• _Dataset content_:
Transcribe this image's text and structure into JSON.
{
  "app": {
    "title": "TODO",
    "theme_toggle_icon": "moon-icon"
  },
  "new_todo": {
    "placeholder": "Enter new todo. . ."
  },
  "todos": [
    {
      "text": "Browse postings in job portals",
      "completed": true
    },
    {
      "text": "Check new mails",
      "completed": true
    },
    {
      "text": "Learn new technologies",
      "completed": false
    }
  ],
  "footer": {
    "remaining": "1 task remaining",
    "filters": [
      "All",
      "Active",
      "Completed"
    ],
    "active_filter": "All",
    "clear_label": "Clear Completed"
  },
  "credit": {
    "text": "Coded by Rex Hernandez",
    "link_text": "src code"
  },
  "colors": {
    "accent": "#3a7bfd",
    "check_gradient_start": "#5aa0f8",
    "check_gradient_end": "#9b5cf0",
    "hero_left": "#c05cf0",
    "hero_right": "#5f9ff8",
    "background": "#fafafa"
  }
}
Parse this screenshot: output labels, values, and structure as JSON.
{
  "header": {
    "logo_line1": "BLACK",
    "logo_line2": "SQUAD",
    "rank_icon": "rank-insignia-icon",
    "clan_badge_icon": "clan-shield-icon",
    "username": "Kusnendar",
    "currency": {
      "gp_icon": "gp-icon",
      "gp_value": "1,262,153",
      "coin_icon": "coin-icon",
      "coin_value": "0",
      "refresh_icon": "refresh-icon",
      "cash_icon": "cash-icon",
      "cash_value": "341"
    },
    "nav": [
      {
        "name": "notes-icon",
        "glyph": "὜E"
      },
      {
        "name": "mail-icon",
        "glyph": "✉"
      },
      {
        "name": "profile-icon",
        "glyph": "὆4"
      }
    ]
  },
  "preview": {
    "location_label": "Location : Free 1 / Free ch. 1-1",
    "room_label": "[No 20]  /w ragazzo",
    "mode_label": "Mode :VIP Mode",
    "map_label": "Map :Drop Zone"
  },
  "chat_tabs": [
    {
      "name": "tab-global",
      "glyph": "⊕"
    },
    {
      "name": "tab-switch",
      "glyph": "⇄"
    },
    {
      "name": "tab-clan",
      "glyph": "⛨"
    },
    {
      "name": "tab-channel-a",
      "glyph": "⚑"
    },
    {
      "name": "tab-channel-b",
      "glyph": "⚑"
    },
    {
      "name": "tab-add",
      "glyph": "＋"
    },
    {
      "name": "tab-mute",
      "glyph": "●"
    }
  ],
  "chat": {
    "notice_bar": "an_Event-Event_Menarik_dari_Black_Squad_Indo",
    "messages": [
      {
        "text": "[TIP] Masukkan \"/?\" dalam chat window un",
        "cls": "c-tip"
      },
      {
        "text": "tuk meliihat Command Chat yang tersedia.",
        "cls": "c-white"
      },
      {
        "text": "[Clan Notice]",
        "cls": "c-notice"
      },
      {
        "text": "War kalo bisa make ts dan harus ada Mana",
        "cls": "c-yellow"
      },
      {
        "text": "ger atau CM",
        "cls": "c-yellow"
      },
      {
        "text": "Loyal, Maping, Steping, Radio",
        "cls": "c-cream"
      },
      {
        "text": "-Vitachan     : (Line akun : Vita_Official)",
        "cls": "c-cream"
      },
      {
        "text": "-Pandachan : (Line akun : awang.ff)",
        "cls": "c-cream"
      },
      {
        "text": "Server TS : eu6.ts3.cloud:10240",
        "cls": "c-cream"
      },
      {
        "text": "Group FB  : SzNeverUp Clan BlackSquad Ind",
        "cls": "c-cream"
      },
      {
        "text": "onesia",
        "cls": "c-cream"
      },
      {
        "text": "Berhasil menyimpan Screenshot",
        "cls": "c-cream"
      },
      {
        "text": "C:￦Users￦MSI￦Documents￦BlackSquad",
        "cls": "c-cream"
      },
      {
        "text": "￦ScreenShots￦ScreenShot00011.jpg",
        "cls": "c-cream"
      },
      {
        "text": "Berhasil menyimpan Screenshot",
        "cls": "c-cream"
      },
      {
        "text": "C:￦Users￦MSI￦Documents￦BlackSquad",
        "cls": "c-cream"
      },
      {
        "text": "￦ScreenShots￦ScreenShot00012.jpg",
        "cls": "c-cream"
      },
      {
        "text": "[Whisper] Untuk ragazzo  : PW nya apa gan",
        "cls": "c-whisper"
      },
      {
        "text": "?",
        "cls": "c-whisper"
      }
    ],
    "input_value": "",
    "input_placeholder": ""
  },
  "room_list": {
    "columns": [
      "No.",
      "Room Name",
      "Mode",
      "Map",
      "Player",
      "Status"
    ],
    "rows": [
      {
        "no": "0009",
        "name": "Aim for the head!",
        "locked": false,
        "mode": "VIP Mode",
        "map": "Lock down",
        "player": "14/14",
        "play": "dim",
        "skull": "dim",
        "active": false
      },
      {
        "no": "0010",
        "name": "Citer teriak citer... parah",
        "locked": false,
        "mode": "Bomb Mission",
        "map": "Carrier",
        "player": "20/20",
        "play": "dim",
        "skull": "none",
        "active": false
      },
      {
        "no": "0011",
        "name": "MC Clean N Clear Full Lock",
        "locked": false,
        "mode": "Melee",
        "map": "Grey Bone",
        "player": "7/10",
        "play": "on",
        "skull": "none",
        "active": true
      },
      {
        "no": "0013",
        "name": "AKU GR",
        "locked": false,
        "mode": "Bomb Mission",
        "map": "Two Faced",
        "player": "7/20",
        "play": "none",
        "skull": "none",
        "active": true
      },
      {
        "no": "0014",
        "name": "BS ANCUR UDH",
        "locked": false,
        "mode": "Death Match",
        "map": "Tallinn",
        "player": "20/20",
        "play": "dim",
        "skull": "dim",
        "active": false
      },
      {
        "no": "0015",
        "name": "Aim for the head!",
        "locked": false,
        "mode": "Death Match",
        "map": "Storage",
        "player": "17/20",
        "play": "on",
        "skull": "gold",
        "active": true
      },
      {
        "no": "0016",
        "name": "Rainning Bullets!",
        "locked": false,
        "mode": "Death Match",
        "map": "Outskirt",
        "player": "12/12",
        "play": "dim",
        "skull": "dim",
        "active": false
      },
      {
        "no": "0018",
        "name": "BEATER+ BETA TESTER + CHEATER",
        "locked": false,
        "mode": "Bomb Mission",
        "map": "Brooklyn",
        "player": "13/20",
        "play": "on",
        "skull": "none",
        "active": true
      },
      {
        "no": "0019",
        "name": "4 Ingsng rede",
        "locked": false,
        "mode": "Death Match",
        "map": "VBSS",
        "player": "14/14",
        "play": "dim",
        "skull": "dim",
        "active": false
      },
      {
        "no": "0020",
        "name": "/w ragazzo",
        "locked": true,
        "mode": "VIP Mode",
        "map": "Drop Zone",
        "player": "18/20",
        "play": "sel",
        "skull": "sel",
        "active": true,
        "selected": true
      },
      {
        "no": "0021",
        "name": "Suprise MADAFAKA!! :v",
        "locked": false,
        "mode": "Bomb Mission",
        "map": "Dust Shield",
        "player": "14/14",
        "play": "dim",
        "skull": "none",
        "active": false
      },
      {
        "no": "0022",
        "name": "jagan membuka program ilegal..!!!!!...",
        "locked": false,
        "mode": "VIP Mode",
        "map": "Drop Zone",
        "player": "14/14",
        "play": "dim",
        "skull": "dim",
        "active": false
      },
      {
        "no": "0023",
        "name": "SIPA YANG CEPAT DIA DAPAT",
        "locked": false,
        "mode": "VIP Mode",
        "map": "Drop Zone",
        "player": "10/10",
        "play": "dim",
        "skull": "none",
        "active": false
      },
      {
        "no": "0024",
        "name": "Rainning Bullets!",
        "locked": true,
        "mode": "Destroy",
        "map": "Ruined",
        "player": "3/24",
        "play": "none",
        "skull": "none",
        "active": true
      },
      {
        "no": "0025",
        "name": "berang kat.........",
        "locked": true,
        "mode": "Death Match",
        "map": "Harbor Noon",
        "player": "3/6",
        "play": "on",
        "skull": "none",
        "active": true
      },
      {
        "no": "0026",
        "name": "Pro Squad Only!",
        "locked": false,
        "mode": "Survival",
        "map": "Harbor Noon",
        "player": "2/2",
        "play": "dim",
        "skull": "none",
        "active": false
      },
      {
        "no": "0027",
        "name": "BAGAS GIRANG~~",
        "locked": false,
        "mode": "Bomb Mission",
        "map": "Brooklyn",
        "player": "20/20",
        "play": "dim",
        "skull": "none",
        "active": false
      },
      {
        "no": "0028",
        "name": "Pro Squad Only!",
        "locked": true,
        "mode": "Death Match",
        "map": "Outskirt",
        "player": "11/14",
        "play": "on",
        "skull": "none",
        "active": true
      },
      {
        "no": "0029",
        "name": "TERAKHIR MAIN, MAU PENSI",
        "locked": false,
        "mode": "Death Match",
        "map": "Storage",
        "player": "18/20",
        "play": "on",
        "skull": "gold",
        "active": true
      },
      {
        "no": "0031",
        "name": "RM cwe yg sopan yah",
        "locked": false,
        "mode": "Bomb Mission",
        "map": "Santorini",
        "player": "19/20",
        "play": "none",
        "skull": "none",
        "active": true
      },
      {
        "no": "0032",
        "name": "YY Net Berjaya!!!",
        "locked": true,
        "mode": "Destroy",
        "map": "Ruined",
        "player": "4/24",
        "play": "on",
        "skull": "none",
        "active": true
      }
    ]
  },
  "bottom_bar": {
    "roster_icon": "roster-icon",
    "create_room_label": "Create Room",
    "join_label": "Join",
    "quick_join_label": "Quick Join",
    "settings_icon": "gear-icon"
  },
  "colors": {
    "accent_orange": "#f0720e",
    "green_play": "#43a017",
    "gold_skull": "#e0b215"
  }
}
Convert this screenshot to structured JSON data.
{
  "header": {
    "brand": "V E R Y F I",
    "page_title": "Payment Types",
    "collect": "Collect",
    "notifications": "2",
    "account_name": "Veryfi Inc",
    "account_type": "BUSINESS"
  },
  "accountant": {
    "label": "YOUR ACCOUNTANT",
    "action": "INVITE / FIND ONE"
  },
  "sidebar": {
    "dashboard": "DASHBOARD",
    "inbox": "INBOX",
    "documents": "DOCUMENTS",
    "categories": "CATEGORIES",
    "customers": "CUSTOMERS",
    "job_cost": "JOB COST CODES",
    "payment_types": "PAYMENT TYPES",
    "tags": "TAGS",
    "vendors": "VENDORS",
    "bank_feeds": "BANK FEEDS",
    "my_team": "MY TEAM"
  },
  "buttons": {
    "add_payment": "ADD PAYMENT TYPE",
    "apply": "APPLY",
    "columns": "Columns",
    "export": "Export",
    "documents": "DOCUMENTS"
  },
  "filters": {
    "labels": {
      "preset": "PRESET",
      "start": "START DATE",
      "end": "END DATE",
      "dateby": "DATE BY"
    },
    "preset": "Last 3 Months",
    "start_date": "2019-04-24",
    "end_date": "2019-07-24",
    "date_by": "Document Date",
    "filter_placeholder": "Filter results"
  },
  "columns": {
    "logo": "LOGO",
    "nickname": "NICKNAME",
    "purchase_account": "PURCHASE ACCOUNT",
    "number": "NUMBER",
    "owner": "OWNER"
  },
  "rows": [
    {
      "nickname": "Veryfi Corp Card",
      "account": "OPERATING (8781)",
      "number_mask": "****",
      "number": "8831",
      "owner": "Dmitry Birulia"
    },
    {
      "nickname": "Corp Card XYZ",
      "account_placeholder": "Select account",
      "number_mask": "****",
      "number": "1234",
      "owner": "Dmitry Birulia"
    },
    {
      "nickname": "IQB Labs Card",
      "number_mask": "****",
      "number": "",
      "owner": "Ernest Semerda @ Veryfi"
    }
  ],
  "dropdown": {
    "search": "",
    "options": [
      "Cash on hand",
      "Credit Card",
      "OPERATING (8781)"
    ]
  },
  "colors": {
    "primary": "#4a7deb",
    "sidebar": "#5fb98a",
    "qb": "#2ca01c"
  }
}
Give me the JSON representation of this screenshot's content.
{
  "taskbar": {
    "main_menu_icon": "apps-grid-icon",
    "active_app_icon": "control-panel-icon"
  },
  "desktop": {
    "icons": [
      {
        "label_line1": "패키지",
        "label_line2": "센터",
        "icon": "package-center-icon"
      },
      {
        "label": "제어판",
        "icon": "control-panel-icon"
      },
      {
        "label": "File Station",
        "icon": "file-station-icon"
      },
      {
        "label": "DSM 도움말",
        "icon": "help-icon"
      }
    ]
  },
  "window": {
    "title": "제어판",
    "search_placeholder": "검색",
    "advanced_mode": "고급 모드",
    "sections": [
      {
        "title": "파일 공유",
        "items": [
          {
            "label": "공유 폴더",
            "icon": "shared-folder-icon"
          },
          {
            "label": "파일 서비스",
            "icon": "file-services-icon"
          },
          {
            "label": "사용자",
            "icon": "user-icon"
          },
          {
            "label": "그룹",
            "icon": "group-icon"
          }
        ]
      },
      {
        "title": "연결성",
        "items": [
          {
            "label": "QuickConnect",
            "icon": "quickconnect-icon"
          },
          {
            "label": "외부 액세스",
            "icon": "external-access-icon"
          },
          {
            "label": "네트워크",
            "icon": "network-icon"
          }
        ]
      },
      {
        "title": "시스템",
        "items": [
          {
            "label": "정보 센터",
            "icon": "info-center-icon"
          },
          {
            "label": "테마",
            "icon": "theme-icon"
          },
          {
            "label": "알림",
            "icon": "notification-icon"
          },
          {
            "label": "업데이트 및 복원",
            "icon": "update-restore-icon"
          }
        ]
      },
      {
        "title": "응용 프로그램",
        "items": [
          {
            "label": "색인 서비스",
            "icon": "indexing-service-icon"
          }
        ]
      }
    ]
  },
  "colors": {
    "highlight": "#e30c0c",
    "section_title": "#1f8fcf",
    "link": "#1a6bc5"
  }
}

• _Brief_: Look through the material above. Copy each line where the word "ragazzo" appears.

• _Reply_:
    "room_label": "[No 20]  /w ragazzo",
        "text": "[Whisper] Untuk ragazzo  : PW nya apa gan",
        "name": "/w ragazzo",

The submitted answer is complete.